I mentioned that when I first got diagnosed I went to a support group. The woman who led that group passed away, in 2010, and then there wasn’t any support group; it just ended with her passing. It just seemed so odd that a large city like Los Angeles, with at least a thousand patients, didn’t have any place to go. I knew how important it was when I first got diagnosed: it changed everything. I decided to go back to school and get my MBA. I was just graduating in 2012 and that was when I started it. Thousands of patients have benefited, either just being able to talk to another patient, or even just walking into a room full of people who all have this rare thing that you just found out about. It’s just this hugely life affirming thing. Then you find out that ‘Oh, some of them were diagnosed twenty years ago’. That gives you so much hope when you start out thinking that you just have no idea how long you have.
What makes NETs different from other cancers?
Well, every patient is different. When the doctors are trying to evaluate a patient, with other cancers there’s more of a protocol. They say, ‘You have this type of breast or colon cancer’. With neuroendocrine it seems like everyone is different in terms of treatment.
Fortunately in the last couple of years there have been new treatments and drugs that are helping. There’s a lot of options for treatment but the sequencing is really tricky trying to figure out what to do when. It really depends on each patient. If they also have diabetes then there’s a different complication, for instance. And 80% of the patients are misdiagnosed so pretty much everybody is stage four by the time they are diagnosed. That means you have tumors in the liver, so it’s definitely more complicated at that point.
I definitely have a sense of how fragile life is. It’s changed how I approach life, where and how I spend my time.
I’ve been living with this for twelve years. That’s a really long time to be in this head space that ‘Wow I have cancer’, thinking about how to approach life when you know that that’s there. I’ve seen it happen when sometimes it just takes a turn. Leading Lacnets, so many people have passed away, friends, close friends. I definitely have a sense of how fragile life is. It’s changed how I approach life, where and how I spend my time.
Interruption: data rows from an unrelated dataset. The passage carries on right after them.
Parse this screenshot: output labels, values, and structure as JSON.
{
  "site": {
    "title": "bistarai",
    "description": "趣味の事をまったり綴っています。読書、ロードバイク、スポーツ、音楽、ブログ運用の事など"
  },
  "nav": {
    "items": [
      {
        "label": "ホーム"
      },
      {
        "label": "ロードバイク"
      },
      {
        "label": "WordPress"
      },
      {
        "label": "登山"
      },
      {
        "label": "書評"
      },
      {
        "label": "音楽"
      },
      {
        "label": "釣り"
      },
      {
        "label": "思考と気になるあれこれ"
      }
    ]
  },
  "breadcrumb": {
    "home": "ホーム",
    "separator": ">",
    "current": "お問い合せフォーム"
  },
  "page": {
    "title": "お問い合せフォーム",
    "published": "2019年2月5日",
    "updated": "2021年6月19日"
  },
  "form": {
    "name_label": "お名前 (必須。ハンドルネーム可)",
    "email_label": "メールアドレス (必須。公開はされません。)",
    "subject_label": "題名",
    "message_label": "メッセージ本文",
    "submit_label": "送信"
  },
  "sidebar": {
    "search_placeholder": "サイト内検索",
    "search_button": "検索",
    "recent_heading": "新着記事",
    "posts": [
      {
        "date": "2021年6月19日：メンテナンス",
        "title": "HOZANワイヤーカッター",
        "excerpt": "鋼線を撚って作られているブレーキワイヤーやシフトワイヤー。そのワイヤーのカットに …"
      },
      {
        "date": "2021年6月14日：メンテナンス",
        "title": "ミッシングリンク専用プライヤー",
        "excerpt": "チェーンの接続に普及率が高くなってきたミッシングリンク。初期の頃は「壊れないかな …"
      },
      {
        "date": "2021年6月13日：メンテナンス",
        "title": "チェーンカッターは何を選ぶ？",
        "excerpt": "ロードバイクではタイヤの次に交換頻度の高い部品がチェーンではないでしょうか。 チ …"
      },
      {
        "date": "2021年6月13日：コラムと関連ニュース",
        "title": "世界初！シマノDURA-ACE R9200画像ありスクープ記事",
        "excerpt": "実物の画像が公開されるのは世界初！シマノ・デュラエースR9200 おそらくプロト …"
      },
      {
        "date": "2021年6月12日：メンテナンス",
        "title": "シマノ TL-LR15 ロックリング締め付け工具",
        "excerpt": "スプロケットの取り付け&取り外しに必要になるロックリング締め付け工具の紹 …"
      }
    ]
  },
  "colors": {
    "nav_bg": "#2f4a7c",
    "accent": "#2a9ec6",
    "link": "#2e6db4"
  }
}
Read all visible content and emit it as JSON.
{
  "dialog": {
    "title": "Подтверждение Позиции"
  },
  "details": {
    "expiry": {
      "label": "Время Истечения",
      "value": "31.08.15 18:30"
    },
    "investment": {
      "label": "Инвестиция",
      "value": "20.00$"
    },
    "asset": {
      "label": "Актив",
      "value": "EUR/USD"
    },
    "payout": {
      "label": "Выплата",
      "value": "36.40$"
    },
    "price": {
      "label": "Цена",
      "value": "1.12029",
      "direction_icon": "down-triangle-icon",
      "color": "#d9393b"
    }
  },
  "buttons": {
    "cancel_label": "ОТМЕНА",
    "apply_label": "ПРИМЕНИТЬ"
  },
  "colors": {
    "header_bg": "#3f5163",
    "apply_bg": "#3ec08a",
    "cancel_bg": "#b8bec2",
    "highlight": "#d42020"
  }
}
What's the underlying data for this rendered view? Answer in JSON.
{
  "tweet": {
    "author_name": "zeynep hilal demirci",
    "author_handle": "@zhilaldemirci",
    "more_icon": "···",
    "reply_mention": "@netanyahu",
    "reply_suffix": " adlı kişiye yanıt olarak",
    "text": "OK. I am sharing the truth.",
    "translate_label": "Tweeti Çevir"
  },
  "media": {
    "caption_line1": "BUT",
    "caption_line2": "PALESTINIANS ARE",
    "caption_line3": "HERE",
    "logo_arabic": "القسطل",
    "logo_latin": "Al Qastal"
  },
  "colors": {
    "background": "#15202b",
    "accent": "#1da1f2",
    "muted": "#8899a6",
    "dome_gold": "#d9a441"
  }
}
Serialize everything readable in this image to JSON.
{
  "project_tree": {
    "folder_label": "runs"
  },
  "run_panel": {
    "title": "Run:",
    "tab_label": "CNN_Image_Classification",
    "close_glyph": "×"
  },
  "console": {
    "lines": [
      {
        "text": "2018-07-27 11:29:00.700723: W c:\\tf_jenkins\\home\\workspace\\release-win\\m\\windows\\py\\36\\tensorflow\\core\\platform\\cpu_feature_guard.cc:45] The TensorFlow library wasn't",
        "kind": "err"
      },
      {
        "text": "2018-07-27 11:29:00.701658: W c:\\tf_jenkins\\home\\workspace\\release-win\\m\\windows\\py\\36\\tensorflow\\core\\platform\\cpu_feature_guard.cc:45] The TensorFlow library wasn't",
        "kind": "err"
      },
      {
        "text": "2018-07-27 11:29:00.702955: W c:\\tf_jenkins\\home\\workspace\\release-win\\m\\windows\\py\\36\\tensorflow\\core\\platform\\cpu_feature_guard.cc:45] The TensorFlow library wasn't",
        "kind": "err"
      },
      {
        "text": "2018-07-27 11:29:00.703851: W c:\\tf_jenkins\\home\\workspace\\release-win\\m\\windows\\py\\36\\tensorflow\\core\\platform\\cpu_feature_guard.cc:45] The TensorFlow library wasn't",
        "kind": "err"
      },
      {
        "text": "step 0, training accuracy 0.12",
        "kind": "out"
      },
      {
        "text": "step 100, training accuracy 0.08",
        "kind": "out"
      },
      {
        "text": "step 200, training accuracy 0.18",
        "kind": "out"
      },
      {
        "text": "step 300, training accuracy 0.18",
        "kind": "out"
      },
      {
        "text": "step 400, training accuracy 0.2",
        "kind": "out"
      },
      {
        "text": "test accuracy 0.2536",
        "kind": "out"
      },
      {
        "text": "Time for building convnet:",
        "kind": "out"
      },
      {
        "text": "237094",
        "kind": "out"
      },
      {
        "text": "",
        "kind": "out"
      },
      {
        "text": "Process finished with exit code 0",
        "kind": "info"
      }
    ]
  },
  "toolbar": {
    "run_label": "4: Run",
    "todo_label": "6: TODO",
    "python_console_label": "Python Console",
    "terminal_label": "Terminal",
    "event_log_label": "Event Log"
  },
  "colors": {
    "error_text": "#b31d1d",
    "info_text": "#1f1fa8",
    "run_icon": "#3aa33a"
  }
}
Tying that back to music, it’s become even more important to me in a way where I find my expression and, hopefully, ideally, where I can also help other people with it. But there’s a different sense of just taking life for granted, ‘Oh yeah, next year I’ll do that’. I have a saying, ‘Age is a privilege’. In our country we’re all concerned with getting older. I’m turning 60 in November. So many people are thinking, ‘Oh my god, 60. I’m getting old.’ I’m thinking, ‘Wow, I’m gonna make 60.’ I was diagnosed at 47. That was not a given for me. It’s a different way of just appreciating time, and how to spend that time.